Repeat every entry exactly. Pictures stay out.

--- Available records Enclosed Below ---

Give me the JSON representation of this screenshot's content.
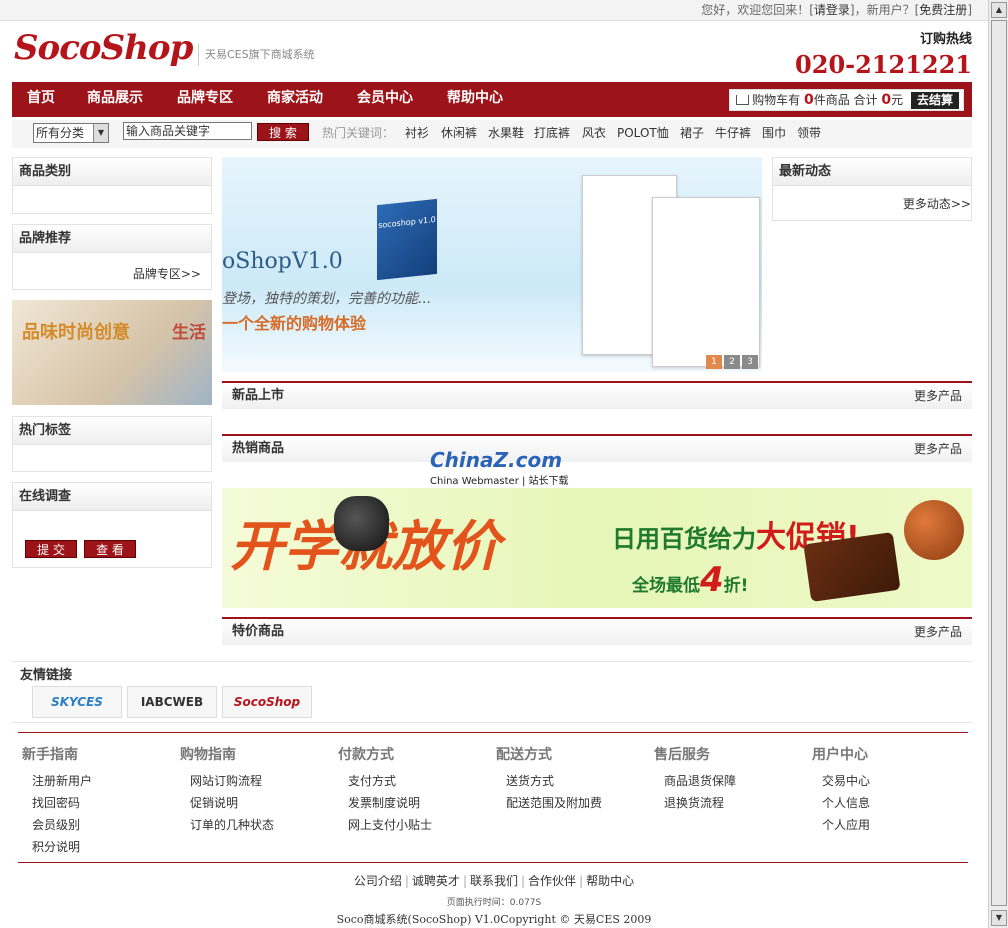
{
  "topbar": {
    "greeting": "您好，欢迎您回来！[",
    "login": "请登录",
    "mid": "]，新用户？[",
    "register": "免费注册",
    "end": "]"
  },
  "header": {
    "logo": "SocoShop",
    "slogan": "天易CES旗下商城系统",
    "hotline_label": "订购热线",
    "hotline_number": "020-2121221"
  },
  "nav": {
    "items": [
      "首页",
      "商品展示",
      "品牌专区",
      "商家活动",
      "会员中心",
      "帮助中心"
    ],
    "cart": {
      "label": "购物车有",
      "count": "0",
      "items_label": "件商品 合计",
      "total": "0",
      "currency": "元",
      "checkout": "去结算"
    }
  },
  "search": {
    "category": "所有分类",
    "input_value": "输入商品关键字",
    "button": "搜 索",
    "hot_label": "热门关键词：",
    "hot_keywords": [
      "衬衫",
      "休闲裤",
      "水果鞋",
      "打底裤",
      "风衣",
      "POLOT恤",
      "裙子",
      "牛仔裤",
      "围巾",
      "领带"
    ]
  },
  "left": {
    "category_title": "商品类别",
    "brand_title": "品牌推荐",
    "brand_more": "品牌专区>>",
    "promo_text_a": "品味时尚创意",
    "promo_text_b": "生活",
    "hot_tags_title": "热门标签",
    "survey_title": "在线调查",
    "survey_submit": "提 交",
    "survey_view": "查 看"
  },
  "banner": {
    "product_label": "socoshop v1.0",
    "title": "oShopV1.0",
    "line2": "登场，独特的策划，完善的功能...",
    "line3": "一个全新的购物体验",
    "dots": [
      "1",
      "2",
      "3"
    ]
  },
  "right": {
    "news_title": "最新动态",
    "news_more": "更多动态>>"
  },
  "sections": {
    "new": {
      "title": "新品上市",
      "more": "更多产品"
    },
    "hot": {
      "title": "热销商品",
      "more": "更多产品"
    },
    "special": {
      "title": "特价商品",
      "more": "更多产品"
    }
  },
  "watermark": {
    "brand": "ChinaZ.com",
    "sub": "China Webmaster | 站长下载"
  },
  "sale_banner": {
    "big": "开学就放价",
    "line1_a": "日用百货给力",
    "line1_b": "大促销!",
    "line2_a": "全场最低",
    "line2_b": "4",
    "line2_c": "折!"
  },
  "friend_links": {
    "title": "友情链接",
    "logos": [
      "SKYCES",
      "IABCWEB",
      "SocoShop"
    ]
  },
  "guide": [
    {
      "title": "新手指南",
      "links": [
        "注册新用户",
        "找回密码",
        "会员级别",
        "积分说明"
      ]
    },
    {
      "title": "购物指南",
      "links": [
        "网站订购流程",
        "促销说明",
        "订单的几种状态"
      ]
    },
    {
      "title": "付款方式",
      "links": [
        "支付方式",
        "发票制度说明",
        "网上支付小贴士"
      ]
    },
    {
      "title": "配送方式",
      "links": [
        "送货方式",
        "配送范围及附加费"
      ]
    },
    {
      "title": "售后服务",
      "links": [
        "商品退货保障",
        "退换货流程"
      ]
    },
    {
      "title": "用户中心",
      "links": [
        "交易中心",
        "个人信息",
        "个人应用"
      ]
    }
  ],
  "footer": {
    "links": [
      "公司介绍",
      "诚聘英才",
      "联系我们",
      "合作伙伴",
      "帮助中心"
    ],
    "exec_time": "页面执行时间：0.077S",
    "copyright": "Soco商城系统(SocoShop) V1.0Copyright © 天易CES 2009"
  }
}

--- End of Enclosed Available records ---

Expected answer:
Give me the JSON representation of this screenshot's content.
{
  "topbar": {
    "greeting": "您好，欢迎您回来！[",
    "login": "请登录",
    "mid": "]，新用户？[",
    "register": "免费注册",
    "end": "]"
  },
  "header": {
    "logo": "SocoShop",
    "slogan": "天易CES旗下商城系统",
    "hotline_label": "订购热线",
    "hotline_number": "020-2121221"
  },
  "nav": {
    "items": [
      "首页",
      "商品展示",
      "品牌专区",
      "商家活动",
      "会员中心",
      "帮助中心"
    ],
    "cart": {
      "label": "购物车有",
      "count": "0",
      "items_label": "件商品 合计",
      "total": "0",
      "currency": "元",
      "checkout": "去结算"
    }
  },
  "search": {
    "category": "所有分类",
    "input_value": "输入商品关键字",
    "button": "搜 索",
    "hot_label": "热门关键词：",
    "hot_keywords": [
      "衬衫",
      "休闲裤",
      "水果鞋",
      "打底裤",
      "风衣",
      "POLOT恤",
      "裙子",
      "牛仔裤",
      "围巾",
      "领带"
    ]
  },
  "left": {
    "category_title": "商品类别",
    "brand_title": "品牌推荐",
    "brand_more": "品牌专区>>",
    "promo_text_a": "品味时尚创意",
    "promo_text_b": "生活",
    "hot_tags_title": "热门标签",
    "survey_title": "在线调查",
    "survey_submit": "提 交",
    "survey_view": "查 看"
  },
  "banner": {
    "product_label": "socoshop v1.0",
    "title": "oShopV1.0",
    "line2": "登场，独特的策划，完善的功能...",
    "line3": "一个全新的购物体验",
    "dots": [
      "1",
      "2",
      "3"
    ]
  },
  "right": {
    "news_title": "最新动态",
    "news_more": "更多动态>>"
  },
  "sections": {
    "new": {
      "title": "新品上市",
      "more": "更多产品"
    },
    "hot": {
      "title": "热销商品",
      "more": "更多产品"
    },
    "special": {
      "title": "特价商品",
      "more": "更多产品"
    }
  },
  "watermark": {
    "brand": "ChinaZ.com",
    "sub": "China Webmaster | 站长下载"
  },
  "sale_banner": {
    "big": "开学就放价",
    "line1_a": "日用百货给力",
    "line1_b": "大促销!",
    "line2_a": "全场最低",
    "line2_b": "4",
    "line2_c": "折!"
  },
  "friend_links": {
    "title": "友情链接",
    "logos": [
      "SKYCES",
      "IABCWEB",
      "SocoShop"
    ]
  },
  "guide": [
    {
      "title": "新手指南",
      "links": [
        "注册新用户",
        "找回密码",
        "会员级别",
        "积分说明"
      ]
    },
    {
      "title": "购物指南",
      "links": [
        "网站订购流程",
        "促销说明",
        "订单的几种状态"
      ]
    },
    {
      "title": "付款方式",
      "links": [
        "支付方式",
        "发票制度说明",
        "网上支付小贴士"
      ]
    },
    {
      "title": "配送方式",
      "links": [
        "送货方式",
        "配送范围及附加费"
      ]
    },
    {
      "title": "售后服务",
      "links": [
        "商品退货保障",
        "退换货流程"
      ]
    },
    {
      "title": "用户中心",
      "links": [
        "交易中心",
        "个人信息",
        "个人应用"
      ]
    }
  ],
  "footer": {
    "links": [
      "公司介绍",
      "诚聘英才",
      "联系我们",
      "合作伙伴",
      "帮助中心"
    ],
    "exec_time": "页面执行时间：0.077S",
    "copyright": "Soco商城系统(SocoShop) V1.0Copyright © 天易CES 2009"
  }
}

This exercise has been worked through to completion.